--- ASSIGNMENT ---
Every line with the word "Темы" in it should be extracted from the data that follows.

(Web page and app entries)
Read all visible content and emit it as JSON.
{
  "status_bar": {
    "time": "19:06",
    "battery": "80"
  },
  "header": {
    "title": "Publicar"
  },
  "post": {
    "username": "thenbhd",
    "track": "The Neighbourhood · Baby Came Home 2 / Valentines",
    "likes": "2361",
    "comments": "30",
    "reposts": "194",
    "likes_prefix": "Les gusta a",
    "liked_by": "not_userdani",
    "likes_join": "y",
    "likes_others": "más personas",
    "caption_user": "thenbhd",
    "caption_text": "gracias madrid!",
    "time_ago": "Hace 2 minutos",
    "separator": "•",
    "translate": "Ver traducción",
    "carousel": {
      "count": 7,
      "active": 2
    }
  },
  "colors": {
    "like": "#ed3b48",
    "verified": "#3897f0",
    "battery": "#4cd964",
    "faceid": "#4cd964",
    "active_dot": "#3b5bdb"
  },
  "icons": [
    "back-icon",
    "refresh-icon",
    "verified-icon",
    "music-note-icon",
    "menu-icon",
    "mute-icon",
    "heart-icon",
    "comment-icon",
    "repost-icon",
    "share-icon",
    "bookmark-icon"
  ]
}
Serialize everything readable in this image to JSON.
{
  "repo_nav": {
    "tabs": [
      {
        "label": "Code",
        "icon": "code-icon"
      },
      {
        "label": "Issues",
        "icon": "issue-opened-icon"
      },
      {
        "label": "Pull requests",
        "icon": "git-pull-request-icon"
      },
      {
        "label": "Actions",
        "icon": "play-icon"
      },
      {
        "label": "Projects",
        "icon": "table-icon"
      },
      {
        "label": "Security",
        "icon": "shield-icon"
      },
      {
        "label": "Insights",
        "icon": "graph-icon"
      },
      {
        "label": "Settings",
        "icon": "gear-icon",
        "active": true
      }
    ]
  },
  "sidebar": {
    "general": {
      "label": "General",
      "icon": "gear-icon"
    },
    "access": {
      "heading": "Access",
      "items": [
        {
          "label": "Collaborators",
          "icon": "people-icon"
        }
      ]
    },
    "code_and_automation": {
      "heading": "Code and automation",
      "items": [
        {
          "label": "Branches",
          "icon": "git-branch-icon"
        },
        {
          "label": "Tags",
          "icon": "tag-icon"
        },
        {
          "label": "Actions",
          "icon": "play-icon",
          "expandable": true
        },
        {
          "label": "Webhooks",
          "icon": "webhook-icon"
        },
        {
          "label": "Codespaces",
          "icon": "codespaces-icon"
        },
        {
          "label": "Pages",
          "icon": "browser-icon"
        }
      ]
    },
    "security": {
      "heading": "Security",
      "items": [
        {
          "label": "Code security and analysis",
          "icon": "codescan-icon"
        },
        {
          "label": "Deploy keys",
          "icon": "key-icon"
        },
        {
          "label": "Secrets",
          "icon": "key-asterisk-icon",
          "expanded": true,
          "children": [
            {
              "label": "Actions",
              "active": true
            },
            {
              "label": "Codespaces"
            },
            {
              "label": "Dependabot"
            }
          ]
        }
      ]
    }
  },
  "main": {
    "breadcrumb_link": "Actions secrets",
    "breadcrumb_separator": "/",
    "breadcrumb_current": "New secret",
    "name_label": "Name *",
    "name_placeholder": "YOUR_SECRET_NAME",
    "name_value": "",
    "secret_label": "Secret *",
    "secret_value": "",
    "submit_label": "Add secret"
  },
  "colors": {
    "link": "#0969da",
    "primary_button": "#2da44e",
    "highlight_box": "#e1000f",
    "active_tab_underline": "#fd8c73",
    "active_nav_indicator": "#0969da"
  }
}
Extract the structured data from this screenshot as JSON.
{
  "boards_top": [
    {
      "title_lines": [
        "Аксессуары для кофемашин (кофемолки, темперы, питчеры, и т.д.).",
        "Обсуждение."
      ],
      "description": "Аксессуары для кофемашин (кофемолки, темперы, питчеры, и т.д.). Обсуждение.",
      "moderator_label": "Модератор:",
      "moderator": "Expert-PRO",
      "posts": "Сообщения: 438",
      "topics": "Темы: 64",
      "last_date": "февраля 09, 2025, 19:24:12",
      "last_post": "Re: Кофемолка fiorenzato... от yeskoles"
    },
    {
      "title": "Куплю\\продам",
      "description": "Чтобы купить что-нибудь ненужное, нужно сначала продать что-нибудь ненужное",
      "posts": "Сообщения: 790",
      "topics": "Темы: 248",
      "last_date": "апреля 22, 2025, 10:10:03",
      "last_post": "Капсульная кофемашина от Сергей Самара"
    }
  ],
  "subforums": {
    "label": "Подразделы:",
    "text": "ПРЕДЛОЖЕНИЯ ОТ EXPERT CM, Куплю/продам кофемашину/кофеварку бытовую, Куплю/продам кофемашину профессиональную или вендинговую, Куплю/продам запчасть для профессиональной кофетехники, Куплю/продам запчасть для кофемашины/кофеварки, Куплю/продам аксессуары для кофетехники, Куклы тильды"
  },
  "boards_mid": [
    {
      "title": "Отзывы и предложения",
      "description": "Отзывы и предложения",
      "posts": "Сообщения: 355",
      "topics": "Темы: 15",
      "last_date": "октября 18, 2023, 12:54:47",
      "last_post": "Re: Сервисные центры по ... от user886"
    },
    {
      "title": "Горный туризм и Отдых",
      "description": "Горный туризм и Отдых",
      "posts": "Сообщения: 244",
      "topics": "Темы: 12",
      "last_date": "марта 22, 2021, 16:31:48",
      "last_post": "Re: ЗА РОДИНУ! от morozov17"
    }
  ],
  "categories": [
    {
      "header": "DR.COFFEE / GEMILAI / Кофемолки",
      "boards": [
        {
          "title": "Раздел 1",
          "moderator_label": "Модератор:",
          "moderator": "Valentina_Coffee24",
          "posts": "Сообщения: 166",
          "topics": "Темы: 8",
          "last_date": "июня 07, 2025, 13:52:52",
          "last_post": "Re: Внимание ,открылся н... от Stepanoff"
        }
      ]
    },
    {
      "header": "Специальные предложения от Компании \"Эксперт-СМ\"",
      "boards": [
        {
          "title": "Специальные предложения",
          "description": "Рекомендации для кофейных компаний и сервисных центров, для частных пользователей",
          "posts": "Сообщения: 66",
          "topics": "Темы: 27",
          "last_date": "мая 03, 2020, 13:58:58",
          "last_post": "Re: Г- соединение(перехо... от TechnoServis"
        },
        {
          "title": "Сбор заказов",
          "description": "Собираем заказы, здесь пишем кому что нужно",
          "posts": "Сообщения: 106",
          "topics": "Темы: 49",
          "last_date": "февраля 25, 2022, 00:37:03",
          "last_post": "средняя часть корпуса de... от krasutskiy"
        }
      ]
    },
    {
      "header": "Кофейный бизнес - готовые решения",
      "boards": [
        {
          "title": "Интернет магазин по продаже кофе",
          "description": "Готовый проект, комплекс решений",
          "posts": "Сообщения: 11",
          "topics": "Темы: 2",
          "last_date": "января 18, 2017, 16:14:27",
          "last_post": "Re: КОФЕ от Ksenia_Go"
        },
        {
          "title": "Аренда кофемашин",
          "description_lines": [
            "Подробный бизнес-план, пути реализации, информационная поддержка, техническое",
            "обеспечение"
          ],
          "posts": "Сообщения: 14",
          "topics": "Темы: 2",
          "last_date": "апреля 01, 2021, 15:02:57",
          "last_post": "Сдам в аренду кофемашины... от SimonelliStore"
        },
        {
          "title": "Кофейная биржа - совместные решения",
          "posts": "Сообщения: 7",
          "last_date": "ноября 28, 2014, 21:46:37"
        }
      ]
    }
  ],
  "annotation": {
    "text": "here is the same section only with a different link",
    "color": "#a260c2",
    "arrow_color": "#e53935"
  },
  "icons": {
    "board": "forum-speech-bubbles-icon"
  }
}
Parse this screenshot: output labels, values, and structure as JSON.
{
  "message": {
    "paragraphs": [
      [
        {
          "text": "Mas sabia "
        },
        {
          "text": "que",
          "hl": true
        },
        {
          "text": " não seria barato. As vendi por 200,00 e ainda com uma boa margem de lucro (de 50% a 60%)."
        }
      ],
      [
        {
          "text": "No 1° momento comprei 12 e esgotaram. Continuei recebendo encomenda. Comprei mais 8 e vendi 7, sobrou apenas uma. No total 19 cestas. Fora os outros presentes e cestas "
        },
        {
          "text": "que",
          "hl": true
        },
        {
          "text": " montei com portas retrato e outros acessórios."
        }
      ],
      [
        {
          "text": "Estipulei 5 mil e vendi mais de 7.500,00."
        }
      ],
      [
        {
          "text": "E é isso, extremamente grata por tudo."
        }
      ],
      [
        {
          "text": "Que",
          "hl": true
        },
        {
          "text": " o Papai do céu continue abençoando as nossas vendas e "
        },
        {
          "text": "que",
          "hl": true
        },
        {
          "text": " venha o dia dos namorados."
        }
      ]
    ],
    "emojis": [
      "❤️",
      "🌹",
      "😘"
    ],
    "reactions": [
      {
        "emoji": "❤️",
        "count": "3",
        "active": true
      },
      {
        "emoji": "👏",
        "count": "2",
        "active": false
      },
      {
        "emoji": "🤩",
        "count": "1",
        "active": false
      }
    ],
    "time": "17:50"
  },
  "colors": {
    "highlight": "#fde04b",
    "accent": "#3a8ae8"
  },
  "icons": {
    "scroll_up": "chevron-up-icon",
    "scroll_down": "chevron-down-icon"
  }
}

--- EXERCISE RESULT ---
      "topics": "Темы: 64",
      "topics": "Темы: 248",
      "topics": "Темы: 15",
      "topics": "Темы: 12",
          "topics": "Темы: 8",
          "topics": "Темы: 27",
          "topics": "Темы: 49",
          "topics": "Темы: 2",
          "topics": "Темы: 2",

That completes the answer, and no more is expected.